+++ Listed entries
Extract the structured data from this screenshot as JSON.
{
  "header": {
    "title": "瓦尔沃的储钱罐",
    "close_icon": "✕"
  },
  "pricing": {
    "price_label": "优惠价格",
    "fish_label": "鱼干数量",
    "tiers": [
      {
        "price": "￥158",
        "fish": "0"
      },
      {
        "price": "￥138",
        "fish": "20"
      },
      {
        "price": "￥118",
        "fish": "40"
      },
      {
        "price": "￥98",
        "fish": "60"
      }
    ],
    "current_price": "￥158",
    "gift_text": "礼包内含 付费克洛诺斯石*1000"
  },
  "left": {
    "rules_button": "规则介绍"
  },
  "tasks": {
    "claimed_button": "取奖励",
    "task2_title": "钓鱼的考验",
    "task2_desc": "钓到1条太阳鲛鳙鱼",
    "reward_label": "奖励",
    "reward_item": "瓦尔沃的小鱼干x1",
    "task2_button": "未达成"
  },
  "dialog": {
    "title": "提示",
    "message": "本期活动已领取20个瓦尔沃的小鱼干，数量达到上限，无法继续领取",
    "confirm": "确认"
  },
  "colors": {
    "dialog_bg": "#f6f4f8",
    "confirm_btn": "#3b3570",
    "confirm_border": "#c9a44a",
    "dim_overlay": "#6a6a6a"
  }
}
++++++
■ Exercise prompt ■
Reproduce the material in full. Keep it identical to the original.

■ Solution for this problem ■
Extract the structured data from this screenshot as JSON.
{
  "header": {
    "title": "瓦尔沃的储钱罐",
    "close_icon": "✕"
  },
  "pricing": {
    "price_label": "优惠价格",
    "fish_label": "鱼干数量",
    "tiers": [
      {
        "price": "￥158",
        "fish": "0"
      },
      {
        "price": "￥138",
        "fish": "20"
      },
      {
        "price": "￥118",
        "fish": "40"
      },
      {
        "price": "￥98",
        "fish": "60"
      }
    ],
    "current_price": "￥158",
    "gift_text": "礼包内含 付费克洛诺斯石*1000"
  },
  "left": {
    "rules_button": "规则介绍"
  },
  "tasks": {
    "claimed_button": "取奖励",
    "task2_title": "钓鱼的考验",
    "task2_desc": "钓到1条太阳鲛鳙鱼",
    "reward_label": "奖励",
    "reward_item": "瓦尔沃的小鱼干x1",
    "task2_button": "未达成"
  },
  "dialog": {
    "title": "提示",
    "message": "本期活动已领取20个瓦尔沃的小鱼干，数量达到上限，无法继续领取",
    "confirm": "确认"
  },
  "colors": {
    "dialog_bg": "#f6f4f8",
    "confirm_btn": "#3b3570",
    "confirm_border": "#c9a44a",
    "dim_overlay": "#6a6a6a"
  }
}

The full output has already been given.